##### Records shown
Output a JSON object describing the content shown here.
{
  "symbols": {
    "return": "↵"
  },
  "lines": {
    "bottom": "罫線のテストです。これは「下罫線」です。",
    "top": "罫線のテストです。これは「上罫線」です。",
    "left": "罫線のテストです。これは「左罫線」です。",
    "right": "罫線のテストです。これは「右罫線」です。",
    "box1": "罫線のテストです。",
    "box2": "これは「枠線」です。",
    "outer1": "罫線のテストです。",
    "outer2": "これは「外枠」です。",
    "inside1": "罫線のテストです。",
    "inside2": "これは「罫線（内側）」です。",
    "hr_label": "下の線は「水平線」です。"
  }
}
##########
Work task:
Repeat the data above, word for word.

Finished exercise:
Output a JSON object describing the content shown here.
{
  "symbols": {
    "return": "↵"
  },
  "lines": {
    "bottom": "罫線のテストです。これは「下罫線」です。",
    "top": "罫線のテストです。これは「上罫線」です。",
    "left": "罫線のテストです。これは「左罫線」です。",
    "right": "罫線のテストです。これは「右罫線」です。",
    "box1": "罫線のテストです。",
    "box2": "これは「枠線」です。",
    "outer1": "罫線のテストです。",
    "outer2": "これは「外枠」です。",
    "inside1": "罫線のテストです。",
    "inside2": "これは「罫線（内側）」です。",
    "hr_label": "下の線は「水平線」です。"
  }
}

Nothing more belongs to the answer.